Dale: Right now, I want to keep my bike. My parents of course are demanding I “get rid of it.” If I sell it, I’ll end up getting another one, but I feel like I have bonded with the bike now that we survived a crash. I know I can’t be this lucky all the time, but I really do enjoy riding (I can’t explain that).
Question: How have the police been throughout the ordeal?
Dale: The police have been more or less nonexistent. They filed their report and paperwork and I’m assuming they're doing everything they can do in finding the bronze car. I hope at least one witness said something about that. That would help me out a lot in terms of insurance and my claim.
Question: Have you taken an MSF course and if so, did anything you learned help with your accident?
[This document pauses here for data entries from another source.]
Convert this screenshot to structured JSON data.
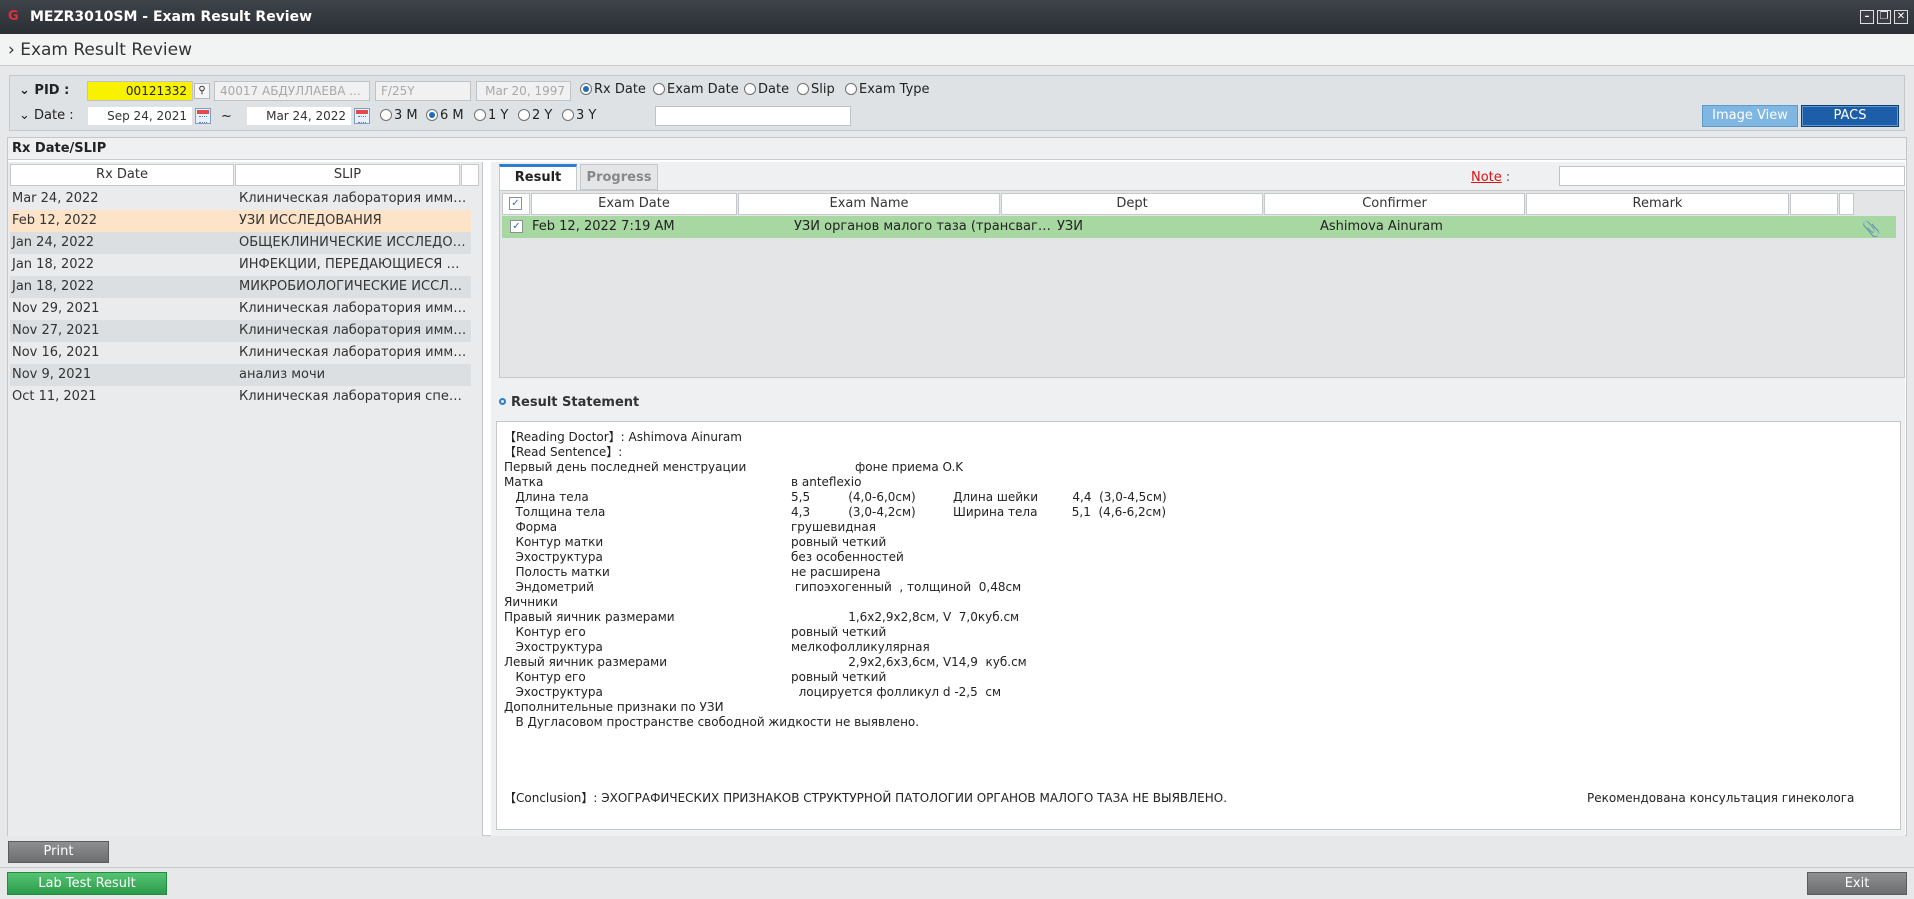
{
  "window": {
    "logo": "G",
    "title": "MEZR3010SM - Exam Result Review",
    "minimize": "–",
    "maximize": "❐",
    "close": "✕"
  },
  "screen_title": "Exam Result Review",
  "filter": {
    "pid_label": "PID :",
    "pid_value": "00121332",
    "pid_search_icon": "search-icon",
    "patient_id_name": "40017  АБДУЛЛАЕВА ...",
    "sex_age": "F/25Y",
    "birth_date": "Mar 20, 1997",
    "date_label": "Date :",
    "date_from": "Sep 24, 2021",
    "date_sep": "~",
    "date_to": "Mar 24, 2022",
    "sort_options": [
      "Rx Date",
      "Exam Date",
      "Date",
      "Slip",
      "Exam Type"
    ],
    "sort_selected": "Rx Date",
    "period_options": [
      "3 M",
      "6 M",
      "1 Y",
      "2 Y",
      "3 Y"
    ],
    "period_selected": "6 M",
    "extra_field": ""
  },
  "buttons": {
    "image_view": "Image View",
    "pacs": "PACS",
    "print": "Print",
    "lab_test_result": "Lab Test Result",
    "exit": "Exit"
  },
  "left_panel": {
    "title": "Rx Date/SLIP",
    "columns": [
      "Rx Date",
      "SLIP"
    ],
    "rows": [
      {
        "date": "Mar 24, 2022",
        "slip": "Клиническая лаборатория иммунологии"
      },
      {
        "date": "Feb 12, 2022",
        "slip": "УЗИ ИССЛЕДОВАНИЯ"
      },
      {
        "date": "Jan 24, 2022",
        "slip": "ОБЩЕКЛИНИЧЕСКИЕ ИССЛЕДОВАНИЯ"
      },
      {
        "date": "Jan 18, 2022",
        "slip": "ИНФЕКЦИИ, ПЕРЕДАЮЩИЕСЯ ПОЛОВЫМ ПУТЕМ"
      },
      {
        "date": "Jan 18, 2022",
        "slip": "МИКРОБИОЛОГИЧЕСКИЕ ИССЛЕДОВАНИЯ"
      },
      {
        "date": "Nov 29, 2021",
        "slip": "Клиническая лаборатория иммунологии"
      },
      {
        "date": "Nov 27, 2021",
        "slip": "Клиническая лаборатория иммунологии"
      },
      {
        "date": "Nov 16, 2021",
        "slip": "Клиническая лаборатория иммунологии"
      },
      {
        "date": "Nov 9, 2021",
        "slip": "анализ мочи"
      },
      {
        "date": "Oct 11, 2021",
        "slip": "Клиническая лаборатория специальных исследований"
      }
    ]
  },
  "tabs": {
    "result": "Result",
    "progress": "Progress"
  },
  "note": {
    "label": "Note",
    "colon": ":",
    "value": ""
  },
  "result_grid": {
    "columns": [
      "Exam Date",
      "Exam Name",
      "Dept",
      "Confirmer",
      "Remark"
    ],
    "rows": [
      {
        "exam_date": "Feb 12, 2022 7:19 AM",
        "exam_name": "УЗИ органов малого таза (трансвагинальное)",
        "dept": "УЗИ",
        "confirmer": "Ashimova Ainuram",
        "remark": "",
        "attachment_icon": "paperclip-icon"
      }
    ]
  },
  "statement": {
    "title": "Result Statement",
    "reading_doctor": "【Reading Doctor】: Ashimova Ainuram",
    "read_sentence": "【Read Sentence】:",
    "lines": [
      {
        "label": "Первый день последней менструации",
        "value": "фоне приема O.K",
        "extra": ""
      },
      {
        "label": "Матка",
        "value": "в anteflexio",
        "extra": ""
      },
      {
        "label": "   Длина тела",
        "value": "5,5          (4,0-6,0см)",
        "extra": "Длина шейки         4,4  (3,0-4,5см)"
      },
      {
        "label": "   Толщина тела",
        "value": "4,3          (3,0-4,2см)",
        "extra": "Ширина тела         5,1  (4,6-6,2см)"
      },
      {
        "label": "   Форма",
        "value": "грушевидная",
        "extra": ""
      },
      {
        "label": "   Контур матки",
        "value": "ровный четкий",
        "extra": ""
      },
      {
        "label": "   Эхоструктура",
        "value": "без особенностей",
        "extra": ""
      },
      {
        "label": "   Полость матки",
        "value": "не расширена",
        "extra": ""
      },
      {
        "label": "   Эндометрий",
        "value": " гипоэхогенный  , толщиной  0,48см",
        "extra": ""
      },
      {
        "label": "Яичники",
        "value": "",
        "extra": ""
      },
      {
        "label": "Правый яичник размерами",
        "value": "               1,6х2,9х2,8см, V  7,0куб.см",
        "extra": ""
      },
      {
        "label": "   Контур его",
        "value": "ровный четкий",
        "extra": ""
      },
      {
        "label": "   Эхоструктура",
        "value": "мелкофолликулярная",
        "extra": ""
      },
      {
        "label": "Левый яичник размерами",
        "value": "               2,9х2,6х3,6см, V14,9  куб.см",
        "extra": ""
      },
      {
        "label": "   Контур его",
        "value": "ровный четкий",
        "extra": ""
      },
      {
        "label": "   Эхоструктура",
        "value": "  лоцируется фолликул d -2,5  см",
        "extra": ""
      },
      {
        "label": "Дополнительные признаки по УЗИ",
        "value": "",
        "extra": ""
      },
      {
        "label": "   В Дугласовом пространстве свободной жидкости не выявлено.",
        "value": "",
        "extra": ""
      }
    ],
    "conclusion": "【Conclusion】: ЭХОГРАФИЧЕСКИХ ПРИЗНАКОВ СТРУКТУРНОЙ ПАТОЛОГИИ ОРГАНОВ МАЛОГО ТАЗА НЕ ВЫЯВЛЕНО.",
    "recommendation": "Рекомендована консультация гинеколога"
  },
  "colors": {
    "titlebar": "#2f3338",
    "pid_highlight": "#f8f200",
    "selected_row": "#fde3c7",
    "result_row": "#a7d8a1",
    "tab_accent": "#2b7fd0",
    "lab_button": "#3aa857",
    "pacs_button": "#1c5ea8",
    "note_label": "#d11111"
  }
}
Dale: I did take a safety course. I took the one they offer at Saddleback Community College. They have this exercise where you have to make an emergency stop. I guess that helped, but it’s so different when you’re in actual traffic and your bike is way more than 250cc’s.
Question: How supportive have friends and family been?
Dale: My immediate family is very discouraging about keeping the bike. It’s kind of annoying to be honest, but I understand where they are coming from. They don’t want to see their son, nephew or brother in that situation again. My friends are more supportive saying “get back on that horse” or “glad you’re alright Dale…if you keep the bike, be careful.” They’re not like “SELL THE BIKE, YOU ALMOST DIED” like my family is. One of my close friends drove down from LA to help me transport my bike to the shop in Irvine; I am so thankful for her.
Question: Any last thoughts on the accident?
Dale: My thoughts of the incident: Brembo makes a great product, that bronze car better be found and I consider myself one of the luckiest people on earth. I was wearing a tank top and walked away from a motorcycle accident. Oh, ya I’ll be wearing my jacket at all times now. That was a ridiculous decision not to. My advice for other riders: ride within your skill level. Don’t split lanes if you’re not comfortable with it and if you see other people splitting lanes with ease, don’t feel pressured or inferior that you’re not doing the same. I’d rather spend the time in traffic then the time in the hospital. I kind of want to go say, take your bike tracking. I track my car and that’s where I learned how it handles in the most extreme conditions. I guess what I’m saying is learn and know your bike. How it handles, brakes etc.
Thanks to Dale of Orange County, California for providing us with this first hand account. If you have a story you'd like to share, please contact email@example.com